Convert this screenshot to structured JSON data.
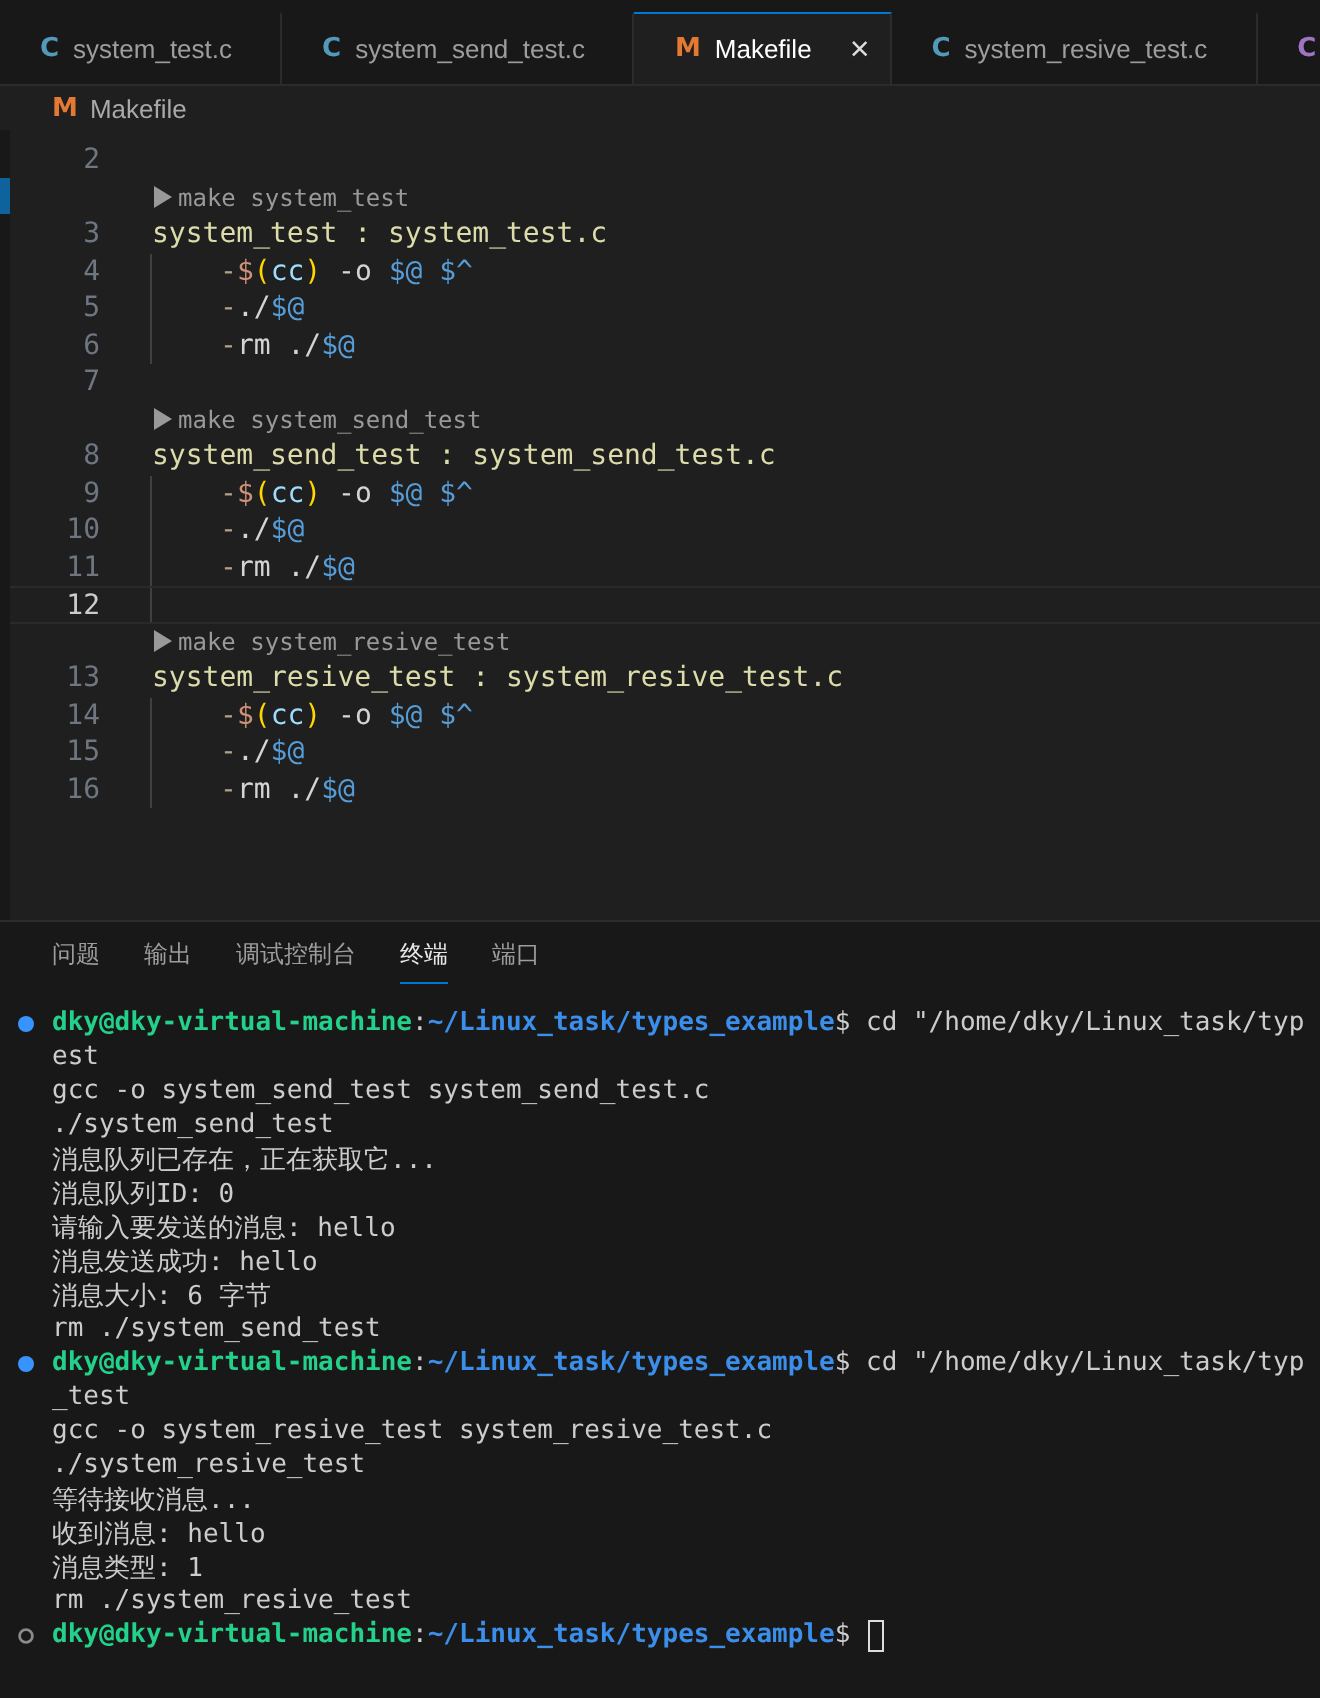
{
  "tabs": [
    {
      "icon": "C",
      "kind": "c",
      "label": "system_test.c",
      "selected": false
    },
    {
      "icon": "C",
      "kind": "c",
      "label": "system_send_test.c",
      "selected": false
    },
    {
      "icon": "M",
      "kind": "makefile",
      "label": "Makefile",
      "selected": true,
      "close": "×"
    },
    {
      "icon": "C",
      "kind": "c",
      "label": "system_resive_test.c",
      "selected": false
    },
    {
      "icon": "C",
      "kind": "other",
      "selected": false
    }
  ],
  "breadcrumb": {
    "icon": "M",
    "kind": "makefile",
    "label": "Makefile"
  },
  "editor_lines": [
    {
      "kind": "code",
      "number": "2",
      "current": false
    },
    {
      "kind": "codelens",
      "text": "make system_test"
    },
    {
      "kind": "code",
      "number": "3",
      "current": false,
      "segments": [
        {
          "text": "system_test : system_test.c",
          "kind": "target"
        }
      ]
    },
    {
      "kind": "code",
      "number": "4",
      "current": false,
      "indent": true,
      "segments": [
        {
          "text": "-",
          "kind": "dash"
        },
        {
          "text": "$",
          "kind": "dollar"
        },
        {
          "text": "(",
          "kind": "paren"
        },
        {
          "text": "cc",
          "kind": "var"
        },
        {
          "text": ")",
          "kind": "paren"
        },
        {
          "text": " -o ",
          "kind": "plain"
        },
        {
          "text": "$@ $^",
          "kind": "auto"
        }
      ]
    },
    {
      "kind": "code",
      "number": "5",
      "current": false,
      "indent": true,
      "segments": [
        {
          "text": "-",
          "kind": "dash"
        },
        {
          "text": "./",
          "kind": "plain"
        },
        {
          "text": "$@",
          "kind": "auto"
        }
      ]
    },
    {
      "kind": "code",
      "number": "6",
      "current": false,
      "indent": true,
      "segments": [
        {
          "text": "-",
          "kind": "dash"
        },
        {
          "text": "rm ./",
          "kind": "plain"
        },
        {
          "text": "$@",
          "kind": "auto"
        }
      ]
    },
    {
      "kind": "code",
      "number": "7",
      "current": false
    },
    {
      "kind": "codelens",
      "text": "make system_send_test"
    },
    {
      "kind": "code",
      "number": "8",
      "current": false,
      "segments": [
        {
          "text": "system_send_test : system_send_test.c",
          "kind": "target"
        }
      ]
    },
    {
      "kind": "code",
      "number": "9",
      "current": false,
      "indent": true,
      "segments": [
        {
          "text": "-",
          "kind": "dash"
        },
        {
          "text": "$",
          "kind": "dollar"
        },
        {
          "text": "(",
          "kind": "paren"
        },
        {
          "text": "cc",
          "kind": "var"
        },
        {
          "text": ")",
          "kind": "paren"
        },
        {
          "text": " -o ",
          "kind": "plain"
        },
        {
          "text": "$@ $^",
          "kind": "auto"
        }
      ]
    },
    {
      "kind": "code",
      "number": "10",
      "current": false,
      "indent": true,
      "segments": [
        {
          "text": "-",
          "kind": "dash"
        },
        {
          "text": "./",
          "kind": "plain"
        },
        {
          "text": "$@",
          "kind": "auto"
        }
      ]
    },
    {
      "kind": "code",
      "number": "11",
      "current": false,
      "indent": true,
      "segments": [
        {
          "text": "-",
          "kind": "dash"
        },
        {
          "text": "rm ./",
          "kind": "plain"
        },
        {
          "text": "$@",
          "kind": "auto"
        }
      ]
    },
    {
      "kind": "code",
      "number": "12",
      "current": true
    },
    {
      "kind": "codelens",
      "text": "make system_resive_test"
    },
    {
      "kind": "code",
      "number": "13",
      "current": false,
      "segments": [
        {
          "text": "system_resive_test : system_resive_test.c",
          "kind": "target"
        }
      ]
    },
    {
      "kind": "code",
      "number": "14",
      "current": false,
      "indent": true,
      "segments": [
        {
          "text": "-",
          "kind": "dash"
        },
        {
          "text": "$",
          "kind": "dollar"
        },
        {
          "text": "(",
          "kind": "paren"
        },
        {
          "text": "cc",
          "kind": "var"
        },
        {
          "text": ")",
          "kind": "paren"
        },
        {
          "text": " -o ",
          "kind": "plain"
        },
        {
          "text": "$@ $^",
          "kind": "auto"
        }
      ]
    },
    {
      "kind": "code",
      "number": "15",
      "current": false,
      "indent": true,
      "segments": [
        {
          "text": "-",
          "kind": "dash"
        },
        {
          "text": "./",
          "kind": "plain"
        },
        {
          "text": "$@",
          "kind": "auto"
        }
      ]
    },
    {
      "kind": "code",
      "number": "16",
      "current": false,
      "indent": true,
      "segments": [
        {
          "text": "-",
          "kind": "dash"
        },
        {
          "text": "rm ./",
          "kind": "plain"
        },
        {
          "text": "$@",
          "kind": "auto"
        }
      ]
    }
  ],
  "panel_tabs": [
    {
      "label": "问题",
      "selected": false
    },
    {
      "label": "输出",
      "selected": false
    },
    {
      "label": "调试控制台",
      "selected": false
    },
    {
      "label": "终端",
      "selected": true
    },
    {
      "label": "端口",
      "selected": false
    }
  ],
  "terminal": [
    {
      "kind": "prompt",
      "finished": true,
      "user": "dky@dky-virtual-machine",
      "sep": ":",
      "path": "~/Linux_task/types_example",
      "command": "$ cd \"/home/dky/Linux_task/typ",
      "cursor": false
    },
    {
      "kind": "output",
      "text": "est"
    },
    {
      "kind": "output",
      "text": "gcc -o system_send_test system_send_test.c"
    },
    {
      "kind": "output",
      "text": "./system_send_test"
    },
    {
      "kind": "output",
      "text": "消息队列已存在，正在获取它..."
    },
    {
      "kind": "output",
      "text": "消息队列ID: 0"
    },
    {
      "kind": "output",
      "text": "请输入要发送的消息: hello"
    },
    {
      "kind": "output",
      "text": "消息发送成功: hello"
    },
    {
      "kind": "output",
      "text": "消息大小: 6 字节"
    },
    {
      "kind": "output",
      "text": "rm ./system_send_test"
    },
    {
      "kind": "prompt",
      "finished": true,
      "user": "dky@dky-virtual-machine",
      "sep": ":",
      "path": "~/Linux_task/types_example",
      "command": "$ cd \"/home/dky/Linux_task/typ",
      "cursor": false
    },
    {
      "kind": "output",
      "text": "_test"
    },
    {
      "kind": "output",
      "text": "gcc -o system_resive_test system_resive_test.c"
    },
    {
      "kind": "output",
      "text": "./system_resive_test"
    },
    {
      "kind": "output",
      "text": "等待接收消息..."
    },
    {
      "kind": "output",
      "text": "收到消息: hello"
    },
    {
      "kind": "output",
      "text": "消息类型: 1"
    },
    {
      "kind": "output",
      "text": "rm ./system_resive_test"
    },
    {
      "kind": "prompt",
      "finished": false,
      "user": "dky@dky-virtual-machine",
      "sep": ":",
      "path": "~/Linux_task/types_example",
      "command": "$",
      "cursor": true
    }
  ]
}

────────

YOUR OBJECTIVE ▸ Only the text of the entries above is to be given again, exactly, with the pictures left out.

THE ANSWER ▸
Convert this screenshot to structured JSON data.
{
  "tabs": [
    {
      "icon": "C",
      "kind": "c",
      "label": "system_test.c",
      "selected": false
    },
    {
      "icon": "C",
      "kind": "c",
      "label": "system_send_test.c",
      "selected": false
    },
    {
      "icon": "M",
      "kind": "makefile",
      "label": "Makefile",
      "selected": true,
      "close": "×"
    },
    {
      "icon": "C",
      "kind": "c",
      "label": "system_resive_test.c",
      "selected": false
    },
    {
      "icon": "C",
      "kind": "other",
      "selected": false
    }
  ],
  "breadcrumb": {
    "icon": "M",
    "kind": "makefile",
    "label": "Makefile"
  },
  "editor_lines": [
    {
      "kind": "code",
      "number": "2",
      "current": false
    },
    {
      "kind": "codelens",
      "text": "make system_test"
    },
    {
      "kind": "code",
      "number": "3",
      "current": false,
      "segments": [
        {
          "text": "system_test : system_test.c",
          "kind": "target"
        }
      ]
    },
    {
      "kind": "code",
      "number": "4",
      "current": false,
      "indent": true,
      "segments": [
        {
          "text": "-",
          "kind": "dash"
        },
        {
          "text": "$",
          "kind": "dollar"
        },
        {
          "text": "(",
          "kind": "paren"
        },
        {
          "text": "cc",
          "kind": "var"
        },
        {
          "text": ")",
          "kind": "paren"
        },
        {
          "text": " -o ",
          "kind": "plain"
        },
        {
          "text": "$@ $^",
          "kind": "auto"
        }
      ]
    },
    {
      "kind": "code",
      "number": "5",
      "current": false,
      "indent": true,
      "segments": [
        {
          "text": "-",
          "kind": "dash"
        },
        {
          "text": "./",
          "kind": "plain"
        },
        {
          "text": "$@",
          "kind": "auto"
        }
      ]
    },
    {
      "kind": "code",
      "number": "6",
      "current": false,
      "indent": true,
      "segments": [
        {
          "text": "-",
          "kind": "dash"
        },
        {
          "text": "rm ./",
          "kind": "plain"
        },
        {
          "text": "$@",
          "kind": "auto"
        }
      ]
    },
    {
      "kind": "code",
      "number": "7",
      "current": false
    },
    {
      "kind": "codelens",
      "text": "make system_send_test"
    },
    {
      "kind": "code",
      "number": "8",
      "current": false,
      "segments": [
        {
          "text": "system_send_test : system_send_test.c",
          "kind": "target"
        }
      ]
    },
    {
      "kind": "code",
      "number": "9",
      "current": false,
      "indent": true,
      "segments": [
        {
          "text": "-",
          "kind": "dash"
        },
        {
          "text": "$",
          "kind": "dollar"
        },
        {
          "text": "(",
          "kind": "paren"
        },
        {
          "text": "cc",
          "kind": "var"
        },
        {
          "text": ")",
          "kind": "paren"
        },
        {
          "text": " -o ",
          "kind": "plain"
        },
        {
          "text": "$@ $^",
          "kind": "auto"
        }
      ]
    },
    {
      "kind": "code",
      "number": "10",
      "current": false,
      "indent": true,
      "segments": [
        {
          "text": "-",
          "kind": "dash"
        },
        {
          "text": "./",
          "kind": "plain"
        },
        {
          "text": "$@",
          "kind": "auto"
        }
      ]
    },
    {
      "kind": "code",
      "number": "11",
      "current": false,
      "indent": true,
      "segments": [
        {
          "text": "-",
          "kind": "dash"
        },
        {
          "text": "rm ./",
          "kind": "plain"
        },
        {
          "text": "$@",
          "kind": "auto"
        }
      ]
    },
    {
      "kind": "code",
      "number": "12",
      "current": true
    },
    {
      "kind": "codelens",
      "text": "make system_resive_test"
    },
    {
      "kind": "code",
      "number": "13",
      "current": false,
      "segments": [
        {
          "text": "system_resive_test : system_resive_test.c",
          "kind": "target"
        }
      ]
    },
    {
      "kind": "code",
      "number": "14",
      "current": false,
      "indent": true,
      "segments": [
        {
          "text": "-",
          "kind": "dash"
        },
        {
          "text": "$",
          "kind": "dollar"
        },
        {
          "text": "(",
          "kind": "paren"
        },
        {
          "text": "cc",
          "kind": "var"
        },
        {
          "text": ")",
          "kind": "paren"
        },
        {
          "text": " -o ",
          "kind": "plain"
        },
        {
          "text": "$@ $^",
          "kind": "auto"
        }
      ]
    },
    {
      "kind": "code",
      "number": "15",
      "current": false,
      "indent": true,
      "segments": [
        {
          "text": "-",
          "kind": "dash"
        },
        {
          "text": "./",
          "kind": "plain"
        },
        {
          "text": "$@",
          "kind": "auto"
        }
      ]
    },
    {
      "kind": "code",
      "number": "16",
      "current": false,
      "indent": true,
      "segments": [
        {
          "text": "-",
          "kind": "dash"
        },
        {
          "text": "rm ./",
          "kind": "plain"
        },
        {
          "text": "$@",
          "kind": "auto"
        }
      ]
    }
  ],
  "panel_tabs": [
    {
      "label": "问题",
      "selected": false
    },
    {
      "label": "输出",
      "selected": false
    },
    {
      "label": "调试控制台",
      "selected": false
    },
    {
      "label": "终端",
      "selected": true
    },
    {
      "label": "端口",
      "selected": false
    }
  ],
  "terminal": [
    {
      "kind": "prompt",
      "finished": true,
      "user": "dky@dky-virtual-machine",
      "sep": ":",
      "path": "~/Linux_task/types_example",
      "command": "$ cd \"/home/dky/Linux_task/typ",
      "cursor": false
    },
    {
      "kind": "output",
      "text": "est"
    },
    {
      "kind": "output",
      "text": "gcc -o system_send_test system_send_test.c"
    },
    {
      "kind": "output",
      "text": "./system_send_test"
    },
    {
      "kind": "output",
      "text": "消息队列已存在，正在获取它..."
    },
    {
      "kind": "output",
      "text": "消息队列ID: 0"
    },
    {
      "kind": "output",
      "text": "请输入要发送的消息: hello"
    },
    {
      "kind": "output",
      "text": "消息发送成功: hello"
    },
    {
      "kind": "output",
      "text": "消息大小: 6 字节"
    },
    {
      "kind": "output",
      "text": "rm ./system_send_test"
    },
    {
      "kind": "prompt",
      "finished": true,
      "user": "dky@dky-virtual-machine",
      "sep": ":",
      "path": "~/Linux_task/types_example",
      "command": "$ cd \"/home/dky/Linux_task/typ",
      "cursor": false
    },
    {
      "kind": "output",
      "text": "_test"
    },
    {
      "kind": "output",
      "text": "gcc -o system_resive_test system_resive_test.c"
    },
    {
      "kind": "output",
      "text": "./system_resive_test"
    },
    {
      "kind": "output",
      "text": "等待接收消息..."
    },
    {
      "kind": "output",
      "text": "收到消息: hello"
    },
    {
      "kind": "output",
      "text": "消息类型: 1"
    },
    {
      "kind": "output",
      "text": "rm ./system_resive_test"
    },
    {
      "kind": "prompt",
      "finished": false,
      "user": "dky@dky-virtual-machine",
      "sep": ":",
      "path": "~/Linux_task/types_example",
      "command": "$",
      "cursor": true
    }
  ]
}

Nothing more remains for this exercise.